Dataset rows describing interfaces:
——————

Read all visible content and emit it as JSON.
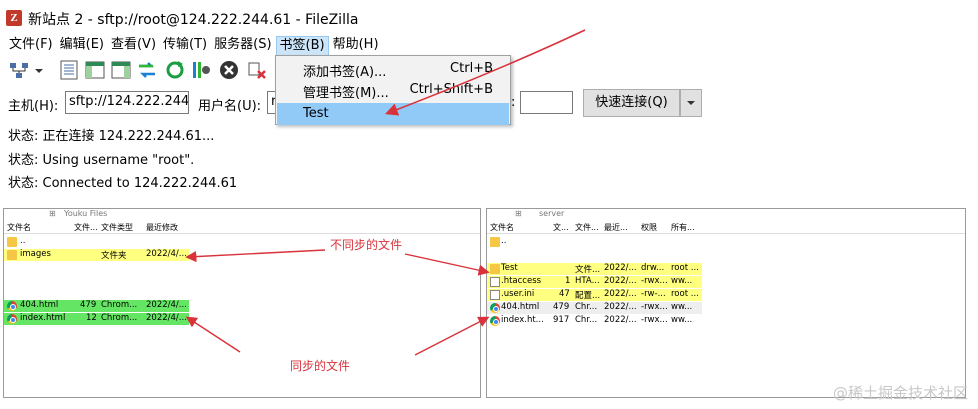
{
  "title": "新站点 2 - sftp://root@124.222.244.61 - FileZilla",
  "menu": [
    "文件(F)",
    "编辑(E)",
    "查看(V)",
    "传输(T)",
    "服务器(S)",
    "书签(B)",
    "帮助(H)"
  ],
  "bookmarks_menu": {
    "items": [
      {
        "label": "添加书签(A)...",
        "shortcut": "Ctrl+B"
      },
      {
        "label": "管理书签(M)...",
        "shortcut": "Ctrl+Shift+B"
      },
      {
        "label": "Test",
        "shortcut": ""
      }
    ]
  },
  "quickconnect": {
    "host_label": "主机(H):",
    "host_value": "sftp://124.222.244.",
    "user_label": "用户名(U):",
    "user_value": "r",
    "port_label": ":",
    "port_value": "",
    "connect_label": "快速连接(Q)"
  },
  "log": [
    "状态: 正在连接 124.222.244.61...",
    "状态: Using username \"root\".",
    "状态: Connected to 124.222.244.61"
  ],
  "local": {
    "path_node": "Youku Files",
    "headers": [
      "文件名",
      "文件...",
      "文件类型",
      "最近修改"
    ],
    "rows": [
      {
        "name": "..",
        "size": "",
        "type": "",
        "modified": "",
        "icon": "folder-icon",
        "highlight": ""
      },
      {
        "name": "images",
        "size": "",
        "type": "文件夹",
        "modified": "2022/4/...",
        "icon": "folder-icon",
        "highlight": "yellow"
      },
      {
        "name": "404.html",
        "size": "479",
        "type": "Chrom...",
        "modified": "2022/4/...",
        "icon": "chrome-icon",
        "highlight": "green"
      },
      {
        "name": "index.html",
        "size": "12",
        "type": "Chrom...",
        "modified": "2022/4/...",
        "icon": "chrome-icon",
        "highlight": "green"
      }
    ]
  },
  "remote": {
    "path_node": "server",
    "headers": [
      "文件名",
      "文...",
      "文件...",
      "最近...",
      "权限",
      "所有..."
    ],
    "rows": [
      {
        "name": "..",
        "size": "",
        "type": "",
        "modified": "",
        "perm": "",
        "owner": "",
        "icon": "folder-icon",
        "highlight": ""
      },
      {
        "name": "Test",
        "size": "",
        "type": "文件...",
        "modified": "2022/...",
        "perm": "drw...",
        "owner": "root ...",
        "icon": "folder-icon",
        "highlight": "yellow"
      },
      {
        "name": ".htaccess",
        "size": "1",
        "type": "HTA...",
        "modified": "2022/...",
        "perm": "-rwx...",
        "owner": "ww...",
        "icon": "document-icon",
        "highlight": "yellow"
      },
      {
        "name": ".user.ini",
        "size": "47",
        "type": "配置...",
        "modified": "2022/...",
        "perm": "-rw-...",
        "owner": "root ...",
        "icon": "document-icon",
        "highlight": "yellow"
      },
      {
        "name": "404.html",
        "size": "479",
        "type": "Chr...",
        "modified": "2022/...",
        "perm": "-rwx...",
        "owner": "ww...",
        "icon": "chrome-icon",
        "highlight": "gray"
      },
      {
        "name": "index.ht...",
        "size": "917",
        "type": "Chr...",
        "modified": "2022/...",
        "perm": "-rwx...",
        "owner": "ww...",
        "icon": "chrome-icon",
        "highlight": ""
      }
    ]
  },
  "annotations": {
    "unsynced": "不同步的文件",
    "synced": "同步的文件"
  },
  "watermark": "@稀土掘金技术社区",
  "colors": {
    "highlight_yellow": "#ffff80",
    "highlight_green": "#64e664",
    "annotation_red": "#d9323b",
    "menu_selected": "#91c9f7"
  }
}
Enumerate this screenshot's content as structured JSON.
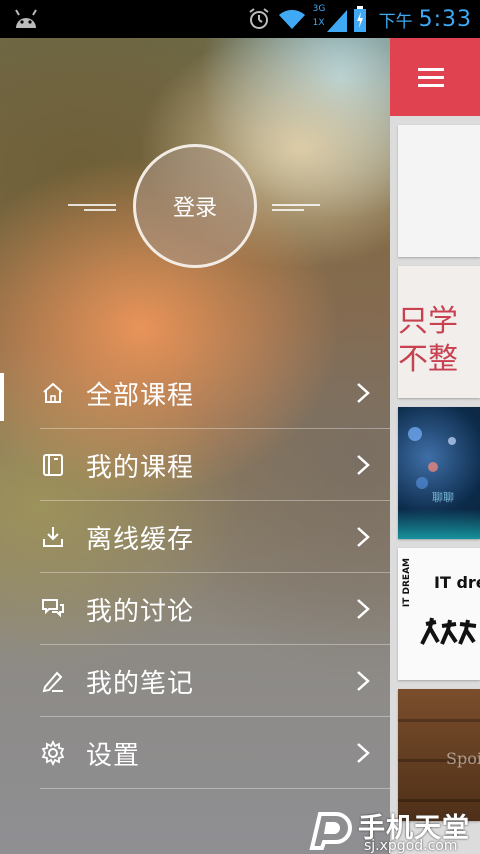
{
  "status_bar": {
    "network_label": "3G",
    "network_sub": "1X",
    "ampm": "下午",
    "time": "5:33",
    "icons": [
      "android-icon",
      "alarm-icon",
      "wifi-icon",
      "signal-icon",
      "battery-icon"
    ]
  },
  "drawer": {
    "login_label": "登录",
    "menu": [
      {
        "label": "全部课程",
        "icon": "home-icon",
        "active": true
      },
      {
        "label": "我的课程",
        "icon": "notebook-icon",
        "active": false
      },
      {
        "label": "离线缓存",
        "icon": "download-icon",
        "active": false
      },
      {
        "label": "我的讨论",
        "icon": "chat-icon",
        "active": false
      },
      {
        "label": "我的笔记",
        "icon": "pencil-icon",
        "active": false
      },
      {
        "label": "设置",
        "icon": "gear-icon",
        "active": false
      }
    ]
  },
  "content": {
    "accent_color": "#e0424f",
    "cards": [
      {
        "text": ""
      },
      {
        "text_line1": "只学",
        "text_line2": "不整"
      },
      {
        "text": "聊聊"
      },
      {
        "text": "IT dream",
        "side_text": "IT DREAM"
      },
      {
        "text": "Spoil"
      }
    ]
  },
  "watermark": {
    "main": "手机天堂",
    "sub": "sj.xpgod.com"
  }
}
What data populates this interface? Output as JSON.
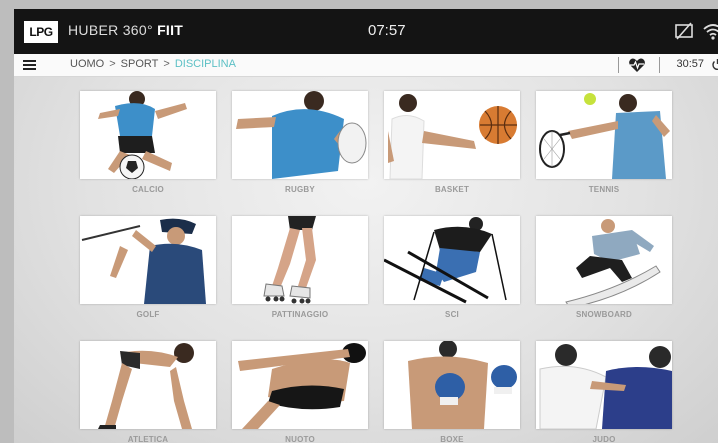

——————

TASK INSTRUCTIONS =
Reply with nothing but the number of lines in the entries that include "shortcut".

RESULT OF THE TASK =
3